==== EXCERPTED DATA ====
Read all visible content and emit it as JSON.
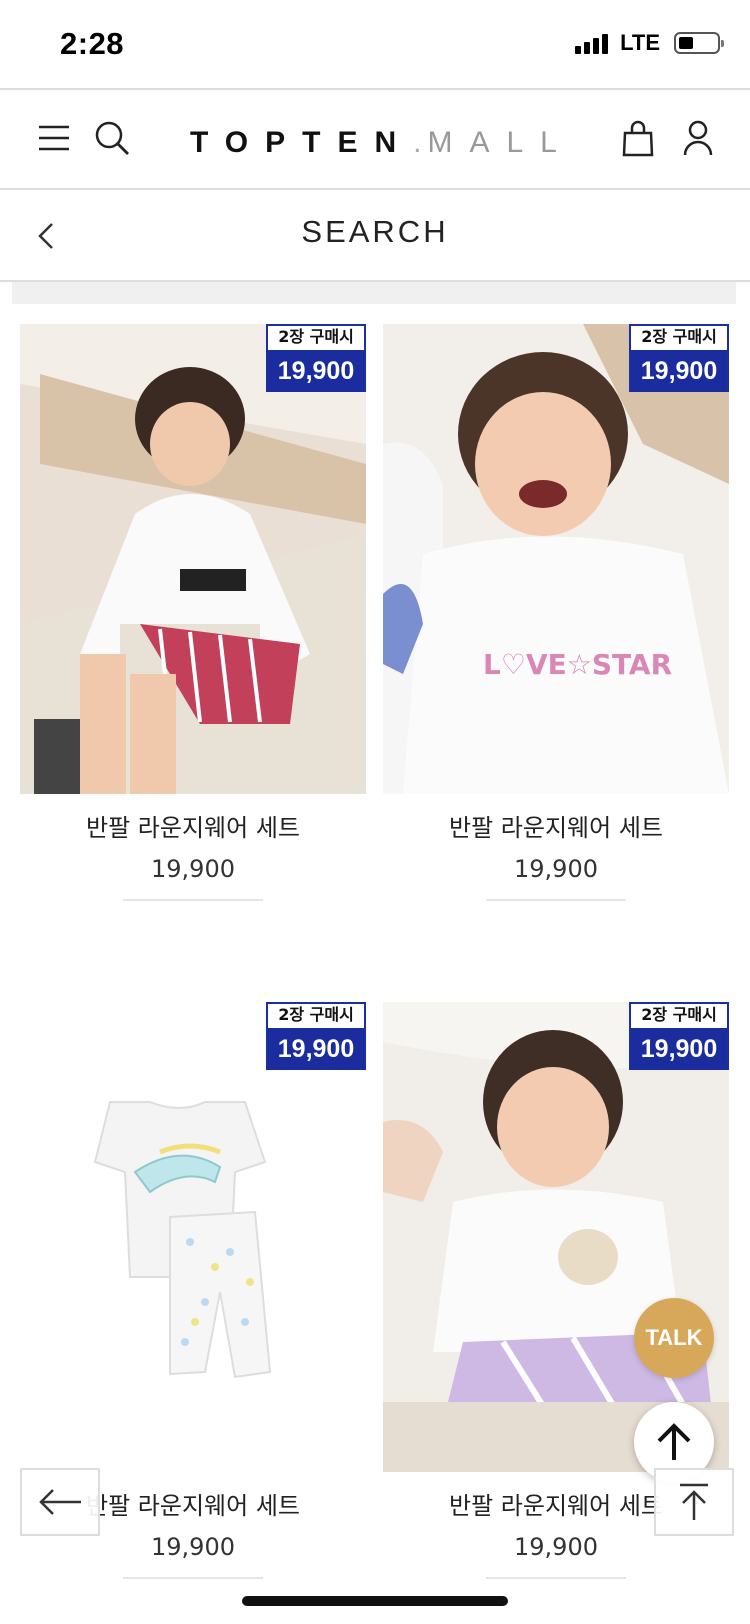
{
  "status_bar": {
    "time": "2:28",
    "network": "LTE"
  },
  "header": {
    "logo_brand": "TOPTEN",
    "logo_dot": ".",
    "logo_suffix": "MALL",
    "icons": [
      "menu-icon",
      "search-icon",
      "shopping-bag-icon",
      "user-icon"
    ]
  },
  "subheader": {
    "title": "SEARCH",
    "back_icon": "chevron-left-icon"
  },
  "products": [
    {
      "name": "반팔 라운지웨어 세트",
      "price": "19,900",
      "badge_top": "2장 구매시",
      "badge_price": "19,900"
    },
    {
      "name": "반팔 라운지웨어 세트",
      "price": "19,900",
      "badge_top": "2장 구매시",
      "badge_price": "19,900"
    },
    {
      "name": "반팔 라운지웨어 세트",
      "price": "19,900",
      "badge_top": "2장 구매시",
      "badge_price": "19,900"
    },
    {
      "name": "반팔 라운지웨어 세트",
      "price": "19,900",
      "badge_top": "2장 구매시",
      "badge_price": "19,900"
    }
  ],
  "floating": {
    "talk_label": "TALK"
  },
  "colors": {
    "badge_blue": "#1b2d9e",
    "talk_gold": "#d8a85a"
  }
}
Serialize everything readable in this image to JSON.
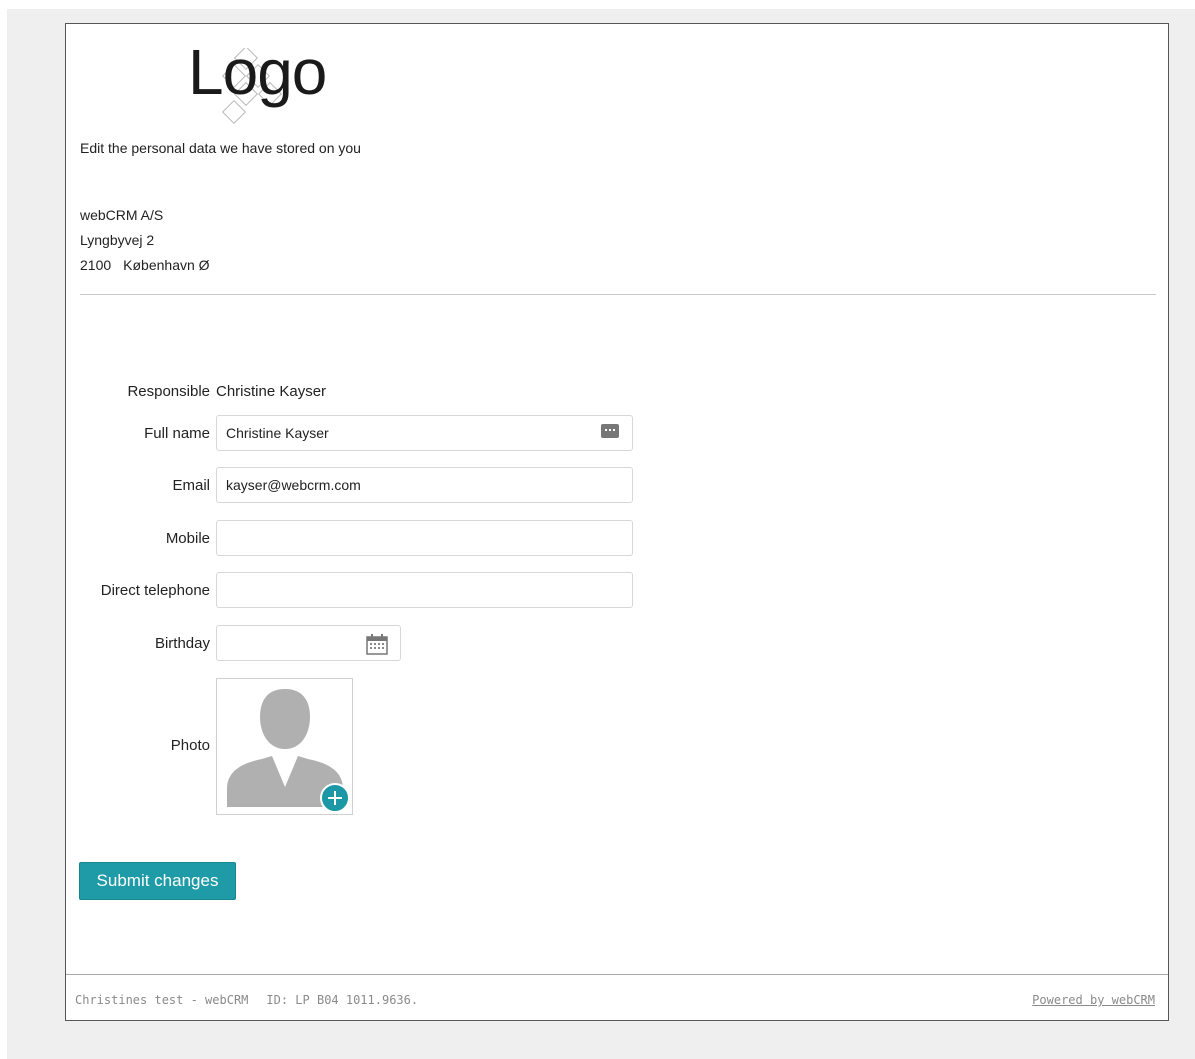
{
  "header": {
    "logo_text": "Logo",
    "intro": "Edit the personal data we have stored on you"
  },
  "company": {
    "name": "webCRM A/S",
    "street": "Lyngbyvej 2",
    "zip": "2100",
    "city": "København Ø"
  },
  "form": {
    "responsible_label": "Responsible",
    "responsible_value": "Christine Kayser",
    "full_name_label": "Full name",
    "full_name_value": "Christine Kayser",
    "email_label": "Email",
    "email_value": "kayser@webcrm.com",
    "mobile_label": "Mobile",
    "mobile_value": "",
    "direct_phone_label": "Direct telephone",
    "direct_phone_value": "",
    "birthday_label": "Birthday",
    "birthday_value": "",
    "photo_label": "Photo",
    "submit_label": "Submit changes"
  },
  "icons": {
    "full_name_action": "more-dots-icon",
    "birthday": "calendar-icon",
    "photo": "avatar-placeholder-icon",
    "photo_add": "plus-circle-icon"
  },
  "colors": {
    "accent": "#1f9aa7"
  },
  "footer": {
    "title": "Christines test - webCRM",
    "id": "ID: LP B04 1011.9636.",
    "powered": "Powered by webCRM"
  }
}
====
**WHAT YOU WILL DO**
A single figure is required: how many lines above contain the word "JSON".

**WRITTEN ANSWER**
2